If you think about it, such a seemingly simple and natural act has about a thousand moving parts.  If one of those parts is off, then breastfeeding can be challenging for the mother and baby.  Here are some ways you can prepare ahead of time for breastfeeding your baby:
  • Read a quality book on breastfeeding and have it on hand.  
  • Bookmark quality websites with articles by topic and with videos.. 
  • Line up a lactation consultant ahead of time and meet with her.  A lactation consultant is as important as your baby's pediatrician, and you need to feel comfortable with her. Interview the lactation consultant as you would your own doctor or your baby's pediatrician.  Schedule a preliminary meeting with her while you are pregnant.  Most IBCLC's can help you assess any physical issues you may encounter breastfeeding ahead of time and help you come up with a plan to navigate this after the baby's birth.
  • Have support at home on hand.  Plan on having support in all forms, family, friends and a postpartum doula are key in helping you heal, rest (really rest), stay hydrated and fed so you can focus on you and your baby.
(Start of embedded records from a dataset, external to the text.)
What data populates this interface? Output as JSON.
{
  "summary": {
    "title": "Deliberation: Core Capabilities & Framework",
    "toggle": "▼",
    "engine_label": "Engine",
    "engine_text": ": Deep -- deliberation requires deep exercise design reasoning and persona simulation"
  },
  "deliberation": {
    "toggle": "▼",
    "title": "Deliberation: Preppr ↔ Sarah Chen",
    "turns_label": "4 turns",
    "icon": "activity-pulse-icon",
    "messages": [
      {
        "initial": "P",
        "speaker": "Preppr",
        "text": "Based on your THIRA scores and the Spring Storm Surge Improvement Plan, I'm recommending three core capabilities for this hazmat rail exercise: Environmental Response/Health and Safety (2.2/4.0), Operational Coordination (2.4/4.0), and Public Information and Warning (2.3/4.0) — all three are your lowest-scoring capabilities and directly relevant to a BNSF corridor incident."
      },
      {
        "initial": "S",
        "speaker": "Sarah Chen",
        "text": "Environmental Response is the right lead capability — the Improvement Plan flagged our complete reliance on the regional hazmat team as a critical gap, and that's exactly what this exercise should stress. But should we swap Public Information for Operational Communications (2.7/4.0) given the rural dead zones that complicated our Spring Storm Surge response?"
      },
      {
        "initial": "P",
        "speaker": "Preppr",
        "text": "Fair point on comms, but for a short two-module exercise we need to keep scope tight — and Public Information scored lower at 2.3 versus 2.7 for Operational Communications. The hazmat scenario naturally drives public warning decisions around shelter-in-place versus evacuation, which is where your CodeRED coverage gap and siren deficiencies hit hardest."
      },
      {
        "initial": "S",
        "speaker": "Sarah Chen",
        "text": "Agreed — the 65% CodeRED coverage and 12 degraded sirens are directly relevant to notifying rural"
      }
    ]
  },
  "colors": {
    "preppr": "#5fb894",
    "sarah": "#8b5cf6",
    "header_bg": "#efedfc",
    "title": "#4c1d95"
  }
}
Sometimes women are surprised that after a week or two of difficulty they have a physical abnormality that will not allow their bodies to make enough milk.  For others, traumatic birth or infertility treatments contributed to breastfeeding difficulties.   Some women learn that their baby has a lip or tongue tie or a high palate or a small mouth, all of which can make for a difficult start.  If this or any other issue occurs that makes your breastfeeding efforts not go as planned, take it easy on yourself.  Talk to your support network and tell them how you feel about this. Sometimes your closest supporters may not know how deeply your disappointment goes and how frustrating and exhausting it can be to find the solution.  It's also hard to let go of your initial intentions to feed your baby exclusively from your body. Pull your support close to you and talk out each scenario.  What is working for you now? What are some reasonable goals for the next day, week or few weeks? What can you continue to try in hopes that things will be better? What decisions can you make that will help you nourish and enjoy your baby now? Preparing yourself for breastfeeding and asking these questions with those who support you can help you start working toward reasonable goals that will have you enjoying your infant and your time postpartum. 

Breastfeeding Made Simple: Seven Natural Laws for Nursing Mothers by Nancy Mohrbacher IBCLC FILCA and Kathleen Kendall-Tackett PhD IBCLC
Dr. Jack Newman's Guide to Breastfeeding: Revised Editionby Jack Newman and Teresa Pitman
The Womanly Art of BreastfeedingJul 13, 2010by Diane Wiessinger and Diana West